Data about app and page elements
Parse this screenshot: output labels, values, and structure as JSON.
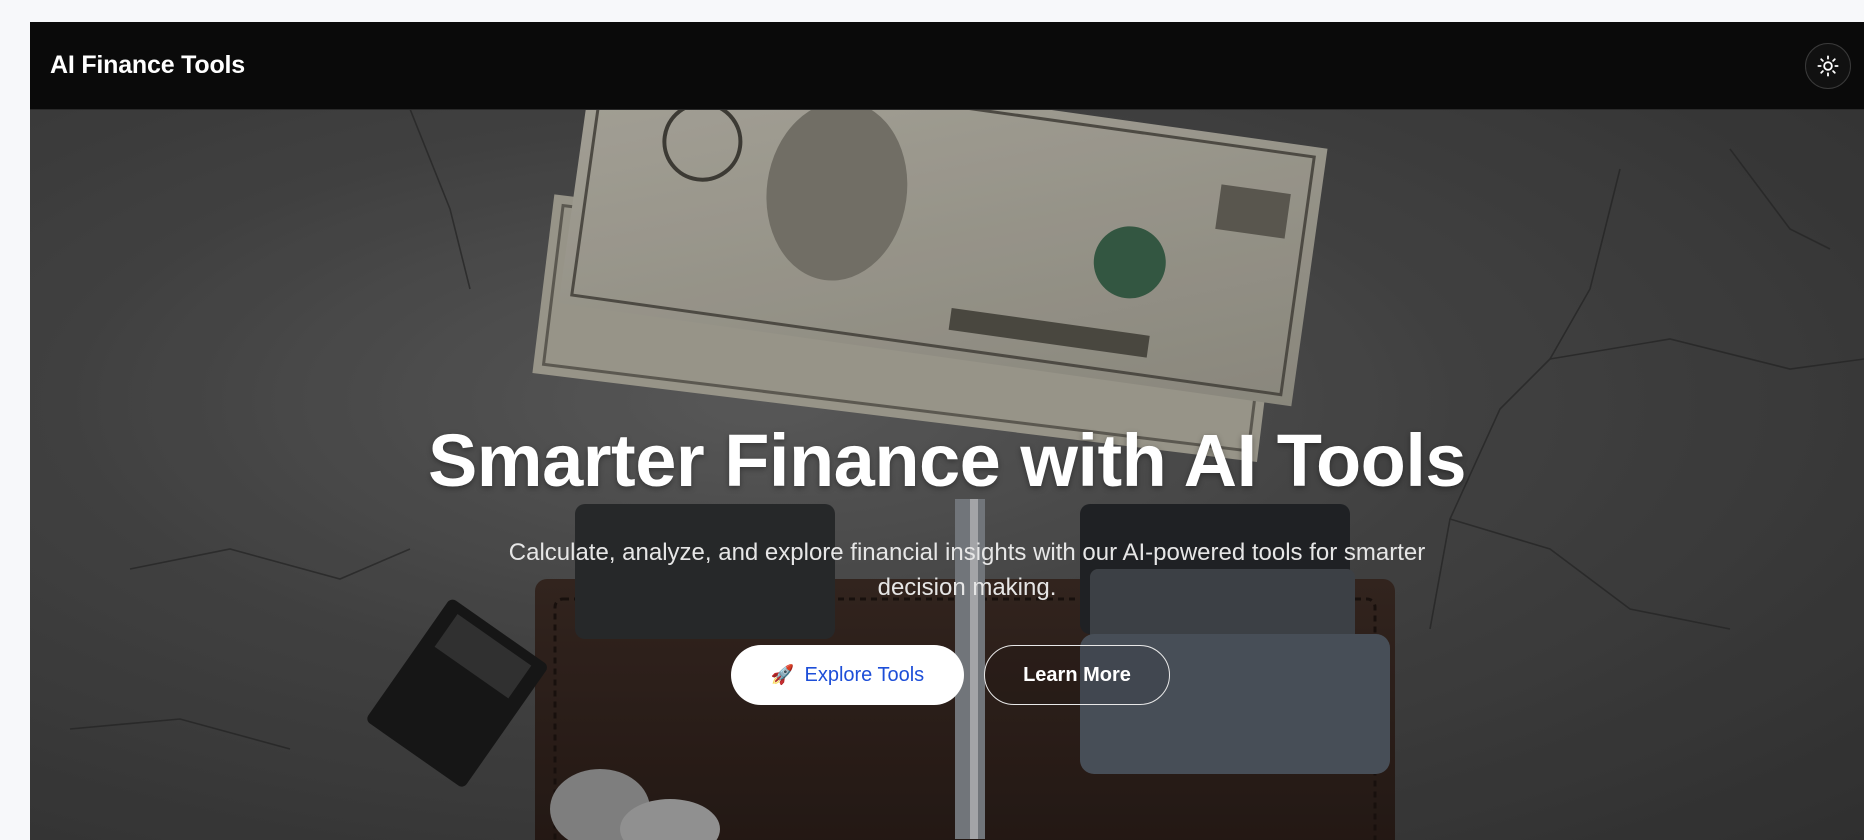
{
  "header": {
    "brand": "AI Finance Tools",
    "theme_toggle_icon": "sun-icon"
  },
  "hero": {
    "title": "Smarter Finance with AI Tools",
    "subtitle": "Calculate, analyze, and explore financial insights with our AI-powered tools for smarter decision making.",
    "primary_button": {
      "icon": "rocket-icon",
      "icon_glyph": "🚀",
      "label": "Explore Tools"
    },
    "secondary_button": {
      "label": "Learn More"
    }
  },
  "colors": {
    "navbar_bg": "#0a0a0a",
    "primary_button_text": "#1d4ed8",
    "primary_button_bg": "#ffffff"
  }
}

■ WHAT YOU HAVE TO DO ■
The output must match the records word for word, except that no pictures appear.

■ SOLVED EXERCISE ■
Parse this screenshot: output labels, values, and structure as JSON.
{
  "header": {
    "brand": "AI Finance Tools",
    "theme_toggle_icon": "sun-icon"
  },
  "hero": {
    "title": "Smarter Finance with AI Tools",
    "subtitle": "Calculate, analyze, and explore financial insights with our AI-powered tools for smarter decision making.",
    "primary_button": {
      "icon": "rocket-icon",
      "icon_glyph": "🚀",
      "label": "Explore Tools"
    },
    "secondary_button": {
      "label": "Learn More"
    }
  },
  "colors": {
    "navbar_bg": "#0a0a0a",
    "primary_button_text": "#1d4ed8",
    "primary_button_bg": "#ffffff"
  }
}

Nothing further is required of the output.